Full support Goldie. It is all a rigged game to ensure monopoly profits. Governments used to be servants of the people but no longer as their arrogance knows no bounds supported by large inflated salaries and superannuation rorts, Why should they care as their mates reap and rape. Well they will one day when we have all been stripped, perhaps they will learn then what happens when the public really turns against them with a vengeance. Fixed charges are anti-competative and prevent innovation - and they know it, not to mention the gas price rort Why do we pay international prices when Australia is awash with gas/LPG? When I converted my car LPG a few years ago it was 50c litre- it is now 97c and inflation is in 2-3% band! Is this a Joke!! It is evidently a very profitable scam and incidentally eliminates any gas electrical generation (ceramic cell) by households. Follow the money.
W Bool | Monday, December 16, 2013, 11:15 AM
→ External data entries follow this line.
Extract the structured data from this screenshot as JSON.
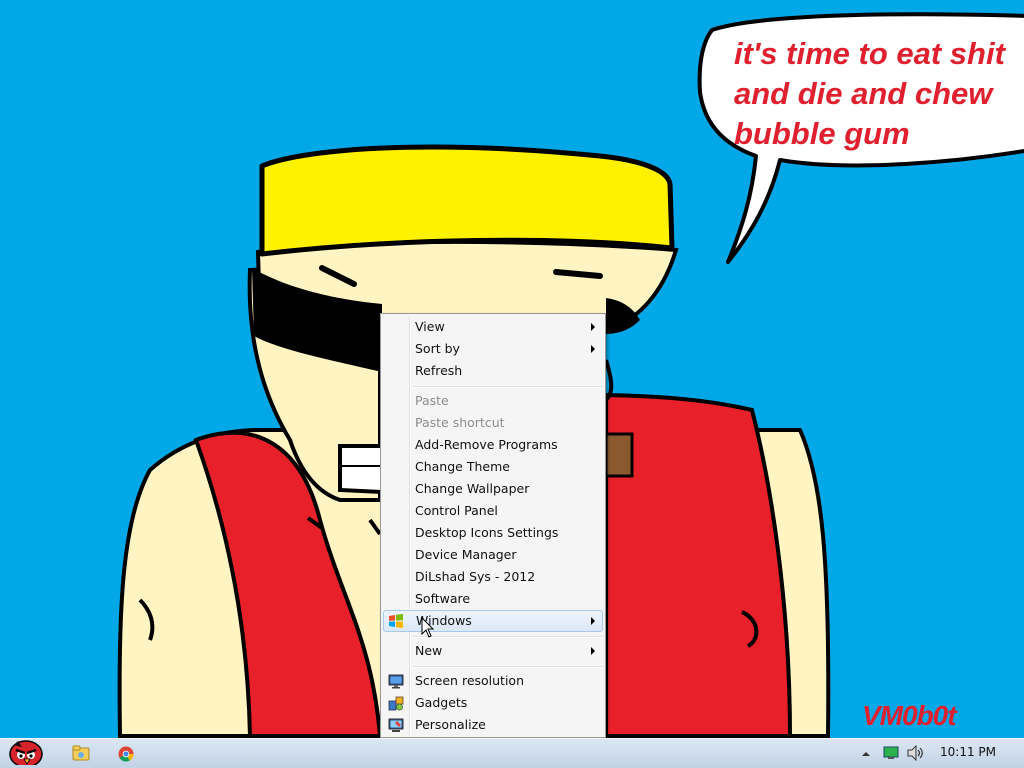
{
  "wallpaper": {
    "speech_lines": [
      "it's time to eat shit",
      "and die and chew",
      "bubble gum"
    ],
    "signature": "VM0b0t",
    "colors": {
      "sky": "#00a8e8",
      "hat": "#fff200",
      "skin": "#fff4c2",
      "shirt": "#e8202a",
      "text_red": "#e0202e"
    }
  },
  "context_menu": {
    "items": [
      {
        "label": "View",
        "submenu": true
      },
      {
        "label": "Sort by",
        "submenu": true
      },
      {
        "label": "Refresh"
      },
      {
        "label": "Paste",
        "disabled": true
      },
      {
        "label": "Paste shortcut",
        "disabled": true
      },
      {
        "label": "Add-Remove Programs"
      },
      {
        "label": "Change Theme"
      },
      {
        "label": "Change Wallpaper"
      },
      {
        "label": "Control Panel"
      },
      {
        "label": "Desktop Icons Settings"
      },
      {
        "label": "Device Manager"
      },
      {
        "label": "DiLshad Sys - 2012"
      },
      {
        "label": "Software"
      },
      {
        "label": "Windows",
        "submenu": true,
        "highlighted": true,
        "icon": "windows-logo-icon"
      },
      {
        "label": "New",
        "submenu": true
      },
      {
        "label": "Screen resolution",
        "icon": "monitor-icon"
      },
      {
        "label": "Gadgets",
        "icon": "gadgets-icon"
      },
      {
        "label": "Personalize",
        "icon": "personalize-icon"
      }
    ]
  },
  "taskbar": {
    "pinned": [
      {
        "name": "angry-birds-start-button-icon"
      },
      {
        "name": "windows-explorer-icon"
      },
      {
        "name": "chrome-icon"
      }
    ],
    "tray_icons": [
      "show-hidden-icons-arrow",
      "network-icon",
      "volume-icon"
    ],
    "clock": "10:11 PM"
  }
}
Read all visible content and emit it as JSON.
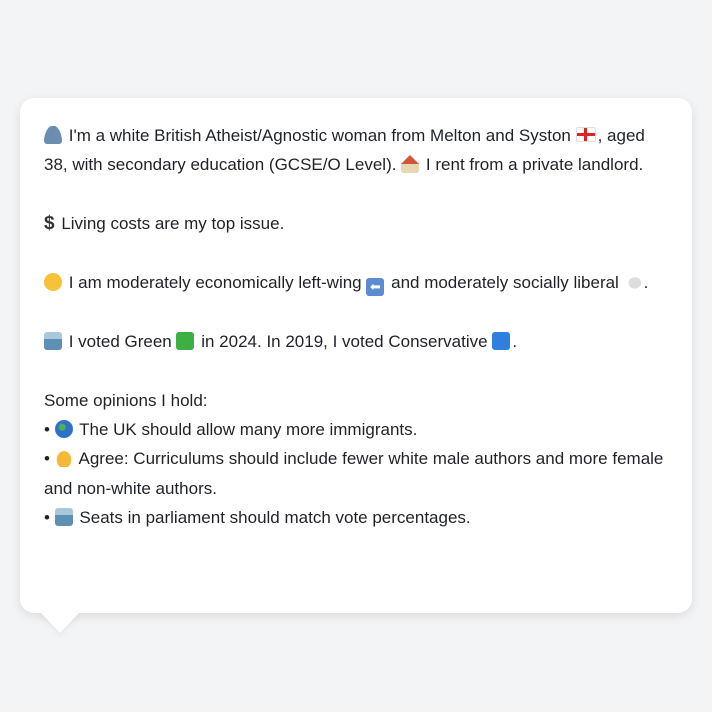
{
  "bio": {
    "line1_a": "I'm a white British Atheist/Agnostic woman from Melton and Syston",
    "line1_b": ", aged 38, with secondary education (GCSE/O Level).",
    "line1_c": "I rent from a private landlord.",
    "issue": "Living costs are my top issue.",
    "ideology_a": "I am moderately economically left-wing",
    "ideology_b": "and moderately socially liberal",
    "ideology_c": ".",
    "vote_a": "I voted Green",
    "vote_b": "in 2024. In 2019, I voted Conservative",
    "vote_c": ".",
    "opinions_heading": "Some opinions I hold:",
    "opinions": [
      {
        "bullet": "•",
        "icon": "globe-icon",
        "text": "The UK should allow many more immigrants."
      },
      {
        "bullet": "•",
        "icon": "thumbs-up-icon",
        "text": "Agree: Curriculums should include fewer white male authors and more female and non-white authors."
      },
      {
        "bullet": "•",
        "icon": "ballot-box-icon",
        "text": "Seats in parliament should match vote percentages."
      }
    ]
  },
  "colors": {
    "green": "#3cb043",
    "blue": "#2f7fe0",
    "card": "#ffffff",
    "background": "#f3f4f6"
  }
}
Some of us are already partially generating off-grid power, and supplementing the grid power with gird connected PV. I generate about 1kWh per day off-grid. Australia needs to change legislation to make it compulsory for all new houses to have solar water heating installed as part of the build, and add in double glazing, along with all the usual insulation. House rooves need to be insulated properly, and install heat recovery ventilation, and the power bills will be drastically reduced, reducing the cost of generation and expansion of power systems. Commercially wind generation can be expanded too.
Goldie | Monday, December 16, 2013, 11:33 PM
W.Bool. It sounds great and to most the right thing to do but making all manner of energy saving initiatives compulsory will achieve only one thing, dearer housing, and that is something we do not need. As stated in my original post, governments are ramping up fixed costs, at least here in Qld. All the money spent on any compulsory energy saving measures will, in all probability, reduce your energy consumption but not your bill. Their increased costs will simply devour what you thought you were saving. As for solar, well, feed in tariffs are now not worth having but if you do instal a system, prepare for the sneers and the villainy now attached courtesy of our politicians. Yesterday's environmental saviours are now today's pariahs. Anyone installing a system should size it for their own consumption only and forget about feed in tariffs. If the govt here in Qld ever renege on the original agreement, I will be disconnecting from the grid. They are not getting it from me for 8c/kW/hr only to on-sell it to my neighbour for at least 26c. Monopolies and governments with the now all too common common "up yours" attitude to their citizens are a deadly mix.
Richard | Thursday, December 19, 2013, 2:58 PM
10 to 15 years ago utilities such as electricity were extremely inexpensive and remained like that for years. Why is there now a change to an ever escalating cost for electricity and why are they getting away with it? They are getting away with it and will continue to get away with it because they can. Supply and demand. Yes demand in this case is on their side and as long as the demand is great, they will continue upping the cost. Unfortunately not everyone is in a position to provide alternate energy due to cost, and as long as they know this they will continue to take advantage of it.